> WHAT THIS TASK INVOLVES:
Retype the data exactly, skipping any picture in it.

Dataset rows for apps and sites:
▼

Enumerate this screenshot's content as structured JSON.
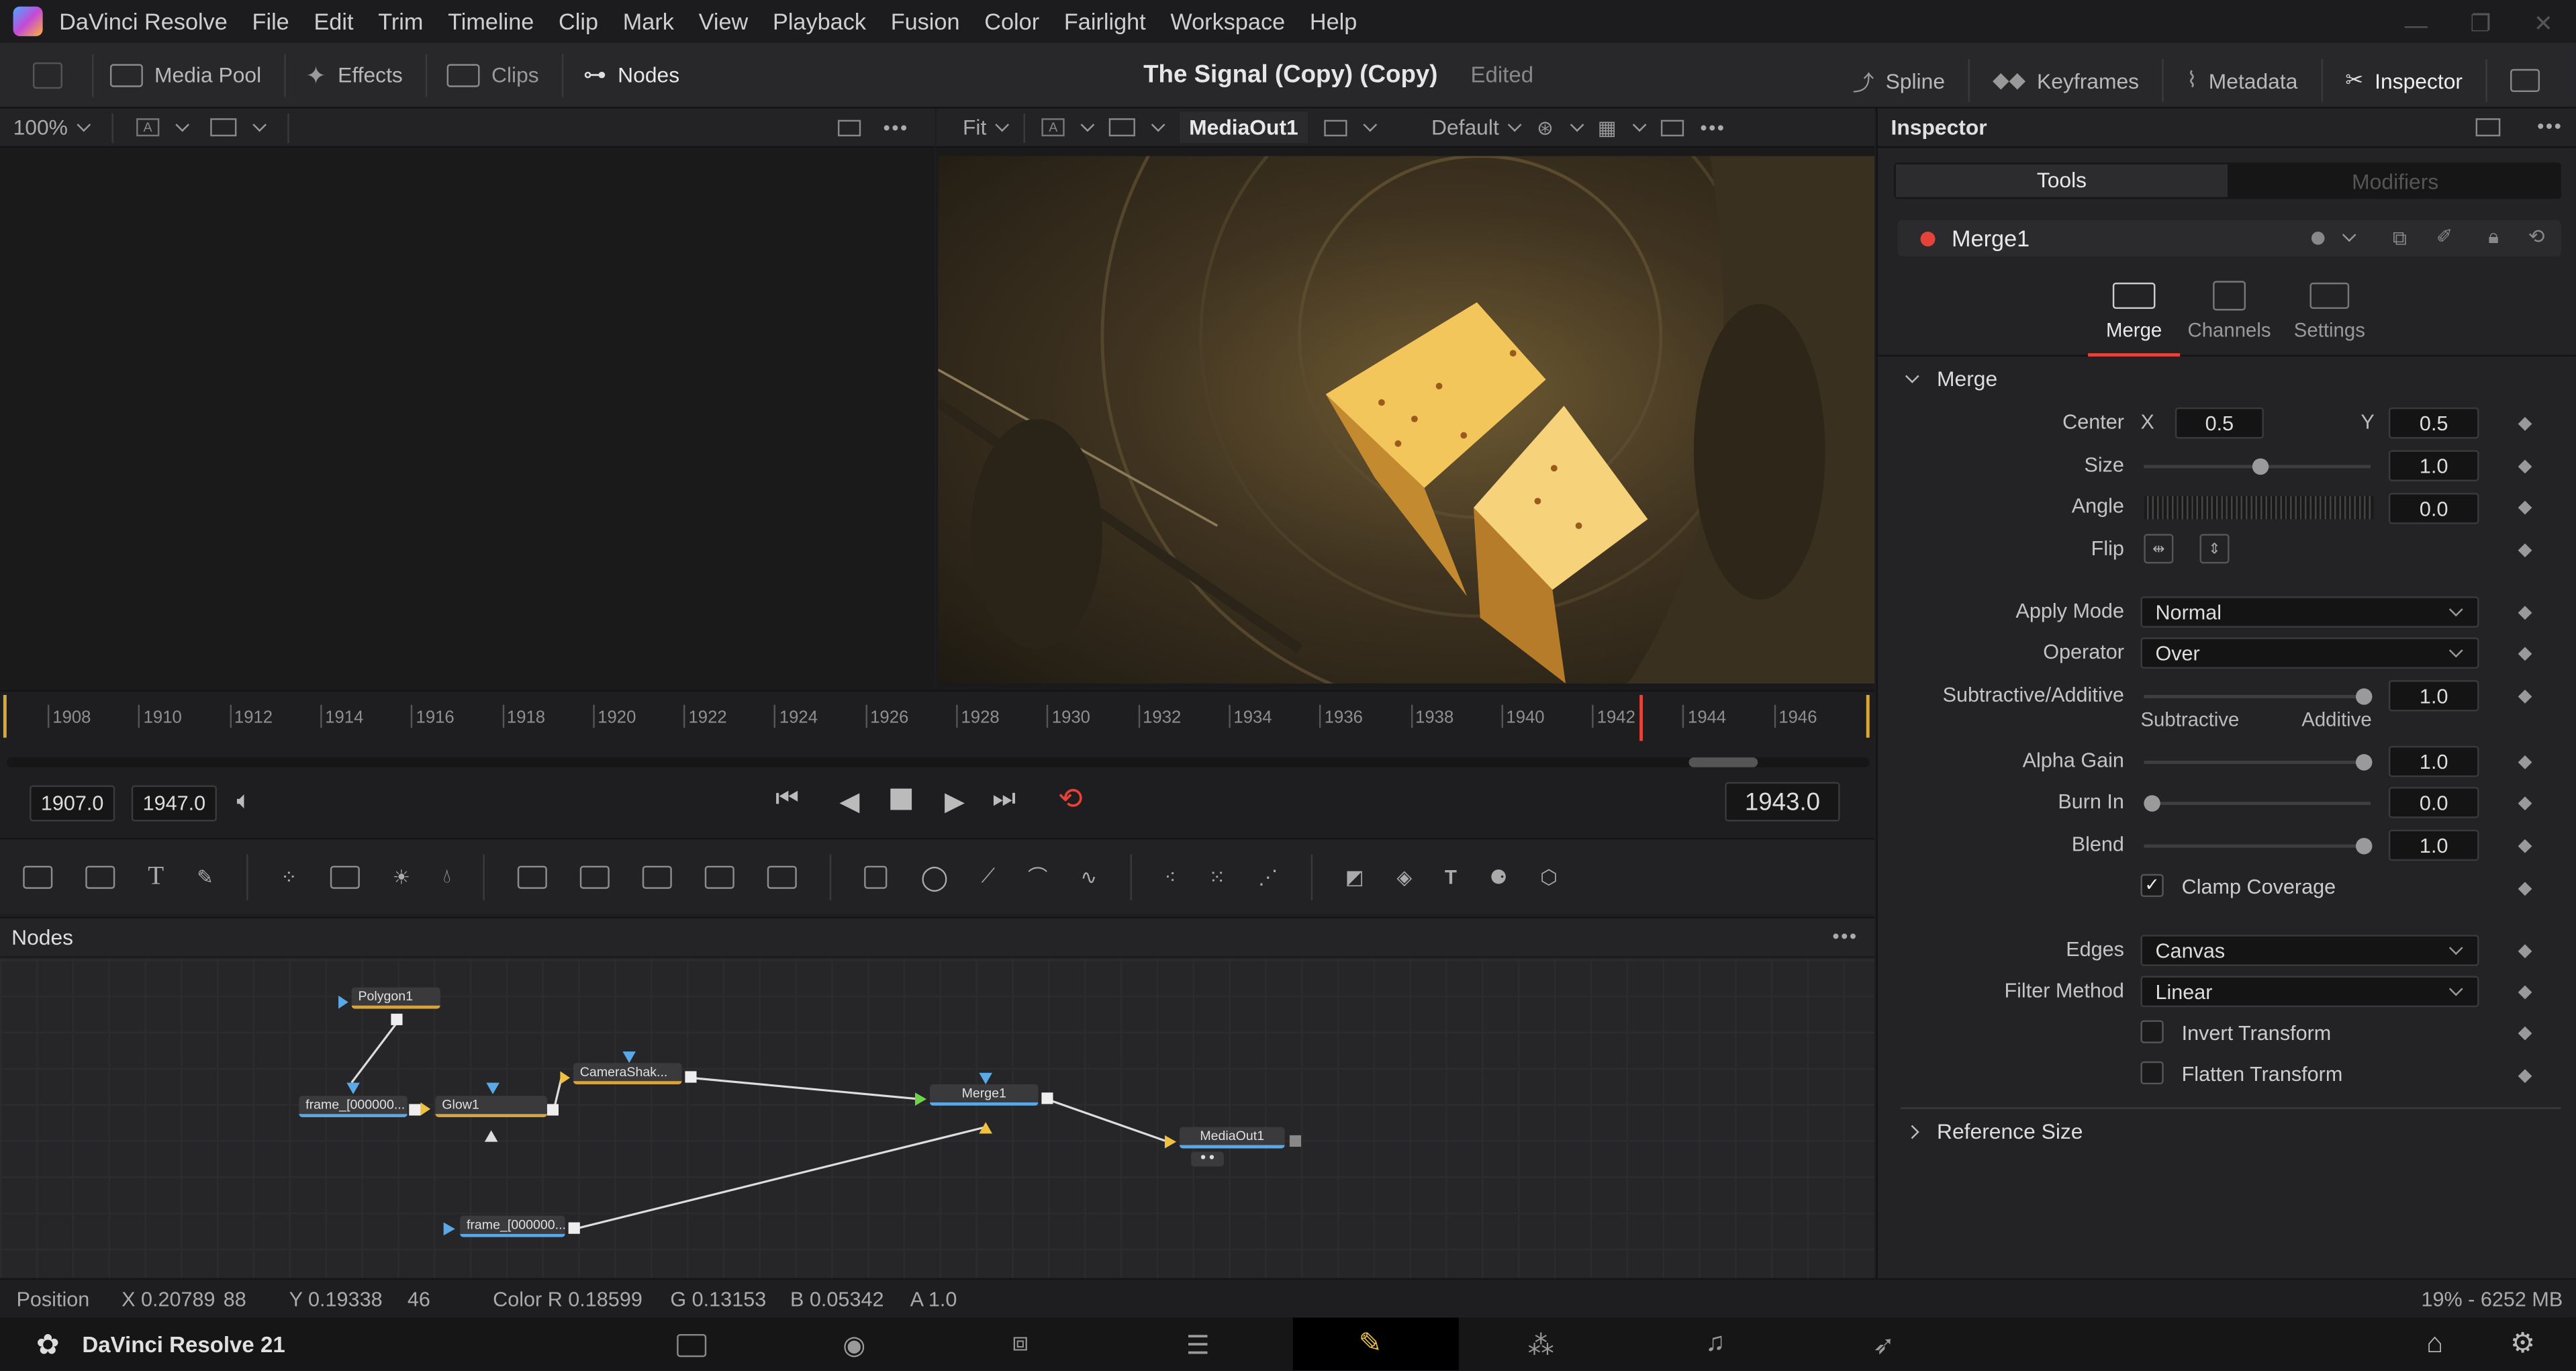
{
  "menubar": {
    "app_name": "DaVinci Resolve",
    "items": [
      "File",
      "Edit",
      "Trim",
      "Timeline",
      "Clip",
      "Mark",
      "View",
      "Playback",
      "Fusion",
      "Color",
      "Fairlight",
      "Workspace",
      "Help"
    ]
  },
  "toolbar": {
    "media_pool": "Media Pool",
    "effects": "Effects",
    "clips": "Clips",
    "nodes": "Nodes",
    "project_title": "The Signal (Copy) (Copy)",
    "status": "Edited",
    "spline": "Spline",
    "keyframes": "Keyframes",
    "metadata": "Metadata",
    "inspector": "Inspector"
  },
  "viewer_left": {
    "zoom": "100%",
    "label_a": "A"
  },
  "viewer_right": {
    "fit": "Fit",
    "label_a": "A",
    "output": "MediaOut1",
    "lut": "Default"
  },
  "timeline": {
    "ticks": [
      "1908",
      "1910",
      "1912",
      "1914",
      "1916",
      "1918",
      "1920",
      "1922",
      "1924",
      "1926",
      "1928",
      "1930",
      "1932",
      "1934",
      "1936",
      "1938",
      "1940",
      "1942",
      "1944",
      "1946"
    ],
    "start": "1907.0",
    "end": "1947.0",
    "current": "1943.0"
  },
  "nodes_panel": {
    "title": "Nodes",
    "nodes": {
      "polygon": "Polygon1",
      "frame1": "frame_[000000...",
      "glow": "Glow1",
      "camerashake": "CameraShak...",
      "merge": "Merge1",
      "mediaout": "MediaOut1",
      "frame2": "frame_[000000..."
    }
  },
  "inspector": {
    "title": "Inspector",
    "tab_tools": "Tools",
    "tab_modifiers": "Modifiers",
    "node_name": "Merge1",
    "subtabs": [
      "Merge",
      "Channels",
      "Settings"
    ],
    "section": "Merge",
    "center_label": "Center",
    "x_label": "X",
    "center_x": "0.5",
    "y_label": "Y",
    "center_y": "0.5",
    "size_label": "Size",
    "size": "1.0",
    "angle_label": "Angle",
    "angle": "0.0",
    "flip_label": "Flip",
    "apply_mode_label": "Apply Mode",
    "apply_mode": "Normal",
    "operator_label": "Operator",
    "operator": "Over",
    "subadd_label": "Subtractive/Additive",
    "subadd": "1.0",
    "subtractive": "Subtractive",
    "additive": "Additive",
    "alpha_gain_label": "Alpha Gain",
    "alpha_gain": "1.0",
    "burn_in_label": "Burn In",
    "burn_in": "0.0",
    "blend_label": "Blend",
    "blend": "1.0",
    "clamp_coverage": "Clamp Coverage",
    "edges_label": "Edges",
    "edges": "Canvas",
    "filter_method_label": "Filter Method",
    "filter_method": "Linear",
    "invert_transform": "Invert Transform",
    "flatten_transform": "Flatten Transform",
    "reference_size": "Reference Size"
  },
  "statusbar": {
    "position_label": "Position",
    "x": "X 0.20789",
    "x_px": "88",
    "y": "Y 0.19338",
    "y_px": "46",
    "color_r": "Color R 0.18599",
    "color_g": "G 0.13153",
    "color_b": "B 0.05342",
    "alpha": "A 1.0",
    "memory": "19% - 6252 MB"
  },
  "pagebar": {
    "app_label": "DaVinci Resolve 21"
  },
  "colors": {
    "accent_red": "#e5433a",
    "node_orange": "#d6a33c",
    "node_blue": "#5aa9e6"
  }
}
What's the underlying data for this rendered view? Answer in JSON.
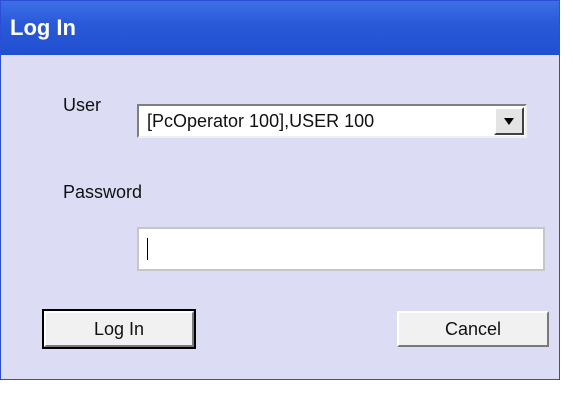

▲

> SOLUTION TO THIS PROBLEM:
Enumerate this screenshot's content as structured JSON.
{
  "menubar": {
    "app_name": "DaVinci Resolve",
    "items": [
      "File",
      "Edit",
      "Trim",
      "Timeline",
      "Clip",
      "Mark",
      "View",
      "Playback",
      "Fusion",
      "Color",
      "Fairlight",
      "Workspace",
      "Help"
    ]
  },
  "toolbar": {
    "media_pool": "Media Pool",
    "effects": "Effects",
    "clips": "Clips",
    "nodes": "Nodes",
    "project_title": "The Signal (Copy) (Copy)",
    "status": "Edited",
    "spline": "Spline",
    "keyframes": "Keyframes",
    "metadata": "Metadata",
    "inspector": "Inspector"
  },
  "viewer_left": {
    "zoom": "100%",
    "label_a": "A"
  },
  "viewer_right": {
    "fit": "Fit",
    "label_a": "A",
    "output": "MediaOut1",
    "lut": "Default"
  },
  "timeline": {
    "ticks": [
      "1908",
      "1910",
      "1912",
      "1914",
      "1916",
      "1918",
      "1920",
      "1922",
      "1924",
      "1926",
      "1928",
      "1930",
      "1932",
      "1934",
      "1936",
      "1938",
      "1940",
      "1942",
      "1944",
      "1946"
    ],
    "start": "1907.0",
    "end": "1947.0",
    "current": "1943.0"
  },
  "nodes_panel": {
    "title": "Nodes",
    "nodes": {
      "polygon": "Polygon1",
      "frame1": "frame_[000000...",
      "glow": "Glow1",
      "camerashake": "CameraShak...",
      "merge": "Merge1",
      "mediaout": "MediaOut1",
      "frame2": "frame_[000000..."
    }
  },
  "inspector": {
    "title": "Inspector",
    "tab_tools": "Tools",
    "tab_modifiers": "Modifiers",
    "node_name": "Merge1",
    "subtabs": [
      "Merge",
      "Channels",
      "Settings"
    ],
    "section": "Merge",
    "center_label": "Center",
    "x_label": "X",
    "center_x": "0.5",
    "y_label": "Y",
    "center_y": "0.5",
    "size_label": "Size",
    "size": "1.0",
    "angle_label": "Angle",
    "angle": "0.0",
    "flip_label": "Flip",
    "apply_mode_label": "Apply Mode",
    "apply_mode": "Normal",
    "operator_label": "Operator",
    "operator": "Over",
    "subadd_label": "Subtractive/Additive",
    "subadd": "1.0",
    "subtractive": "Subtractive",
    "additive": "Additive",
    "alpha_gain_label": "Alpha Gain",
    "alpha_gain": "1.0",
    "burn_in_label": "Burn In",
    "burn_in": "0.0",
    "blend_label": "Blend",
    "blend": "1.0",
    "clamp_coverage": "Clamp Coverage",
    "edges_label": "Edges",
    "edges": "Canvas",
    "filter_method_label": "Filter Method",
    "filter_method": "Linear",
    "invert_transform": "Invert Transform",
    "flatten_transform": "Flatten Transform",
    "reference_size": "Reference Size"
  },
  "statusbar": {
    "position_label": "Position",
    "x": "X 0.20789",
    "x_px": "88",
    "y": "Y 0.19338",
    "y_px": "46",
    "color_r": "Color R 0.18599",
    "color_g": "G 0.13153",
    "color_b": "B 0.05342",
    "alpha": "A 1.0",
    "memory": "19% - 6252 MB"
  },
  "pagebar": {
    "app_label": "DaVinci Resolve 21"
  },
  "colors": {
    "accent_red": "#e5433a",
    "node_orange": "#d6a33c",
    "node_blue": "#5aa9e6"
  }
}
What's the underlying data for this rendered view? Answer in JSON.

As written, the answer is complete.